So, what is this blog about? Well, I’m not entirely sure. As those of who know me are aware, my main passions are travel, ethnobotany, and goats (not necessarily in that order), so the new blog is likely to be an eclectic mix of posts about organic farming, plants, food, drink, culture, outdoor activities, and my favourite four-legged creatures. My first stop is Vallons Pont D’Arc, in the Ardeche region of southern France, where I’ll work for a month or so on an organic, family-run olive farm in the department of Drôme. I can’t wait to post pictures of this farm, it’s so stunning, set up in the mountains at the threshold of les gorges de l’Ardèche. I’ll be helping to pick the olives as well as process them into olive oil, and I’m looking forward to exploring the local farmers markets for local cheeses, liqueurs, chestnuts and other regional products as well. I’ve heard about an olive festival that happens in the town so I really hope my sources are accurate and that I get to take part in that!
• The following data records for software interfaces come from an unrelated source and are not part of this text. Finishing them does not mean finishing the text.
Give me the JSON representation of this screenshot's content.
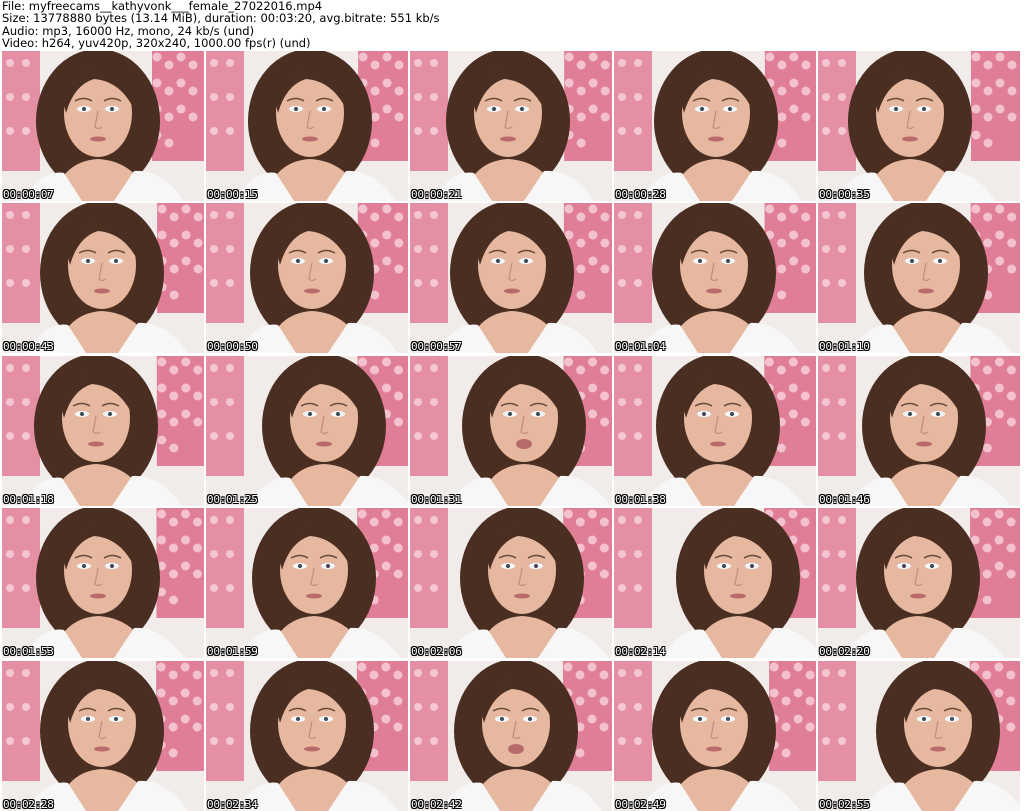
{
  "header": {
    "file": "File: myfreecams__kathyvonk___female_27022016.mp4",
    "size": "Size: 13778880 bytes (13.14 MiB), duration: 00:03:20, avg.bitrate: 551 kb/s",
    "audio": "Audio: mp3, 16000 Hz, mono, 24 kb/s (und)",
    "video": "Video: h264, yuv420p, 320x240, 1000.00 fps(r) (und)"
  },
  "thumbnails": [
    "00:00:07",
    "00:00:15",
    "00:00:21",
    "00:00:28",
    "00:00:35",
    "00:00:43",
    "00:00:50",
    "00:00:57",
    "00:01:04",
    "00:01:10",
    "00:01:18",
    "00:01:25",
    "00:01:31",
    "00:01:38",
    "00:01:46",
    "00:01:53",
    "00:01:59",
    "00:02:06",
    "00:02:14",
    "00:02:20",
    "00:02:28",
    "00:02:34",
    "00:02:42",
    "00:02:49",
    "00:02:55"
  ],
  "colors": {
    "background": "#ffffff",
    "wall": "#f1ecea",
    "pattern": "#d9446a",
    "hair": "#4a2e22",
    "skin": "#e6b8a0",
    "top": "#f7f7f7"
  }
}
I’m a little disconcerted that my hosts haven’t responded to my last two emails, but they seem to have intermittent internet access and I’ve got a mobile number to call when I arrive on Tuesday so I’m trusting that someone will come to pick me up when I get there! There’ll just be my host family, myself and one other WWOOFer working on the harvest and olive oil production, and I’ll be eating and sleeping in the family’s home. I’m looking forward to entering in to the life of the farm and the local town, and immersing myself in the French language (with the help of a GCSE revision guide and a Collins English-French pocket dictionary).

All that’s between me and that picturesque little farm is a tube, a bus, three hours in Paris, another bus, a train, and hopefully a car ride if someone shows up to get me! Armed with a bag of snacks, a couple of books, and a pillow I picked up from the charity shop today, I shall embark on my voyage with a great deal of excitement and a little apprehension, and will endeavour to post an update with a picture on Tuesday!

À bientôt!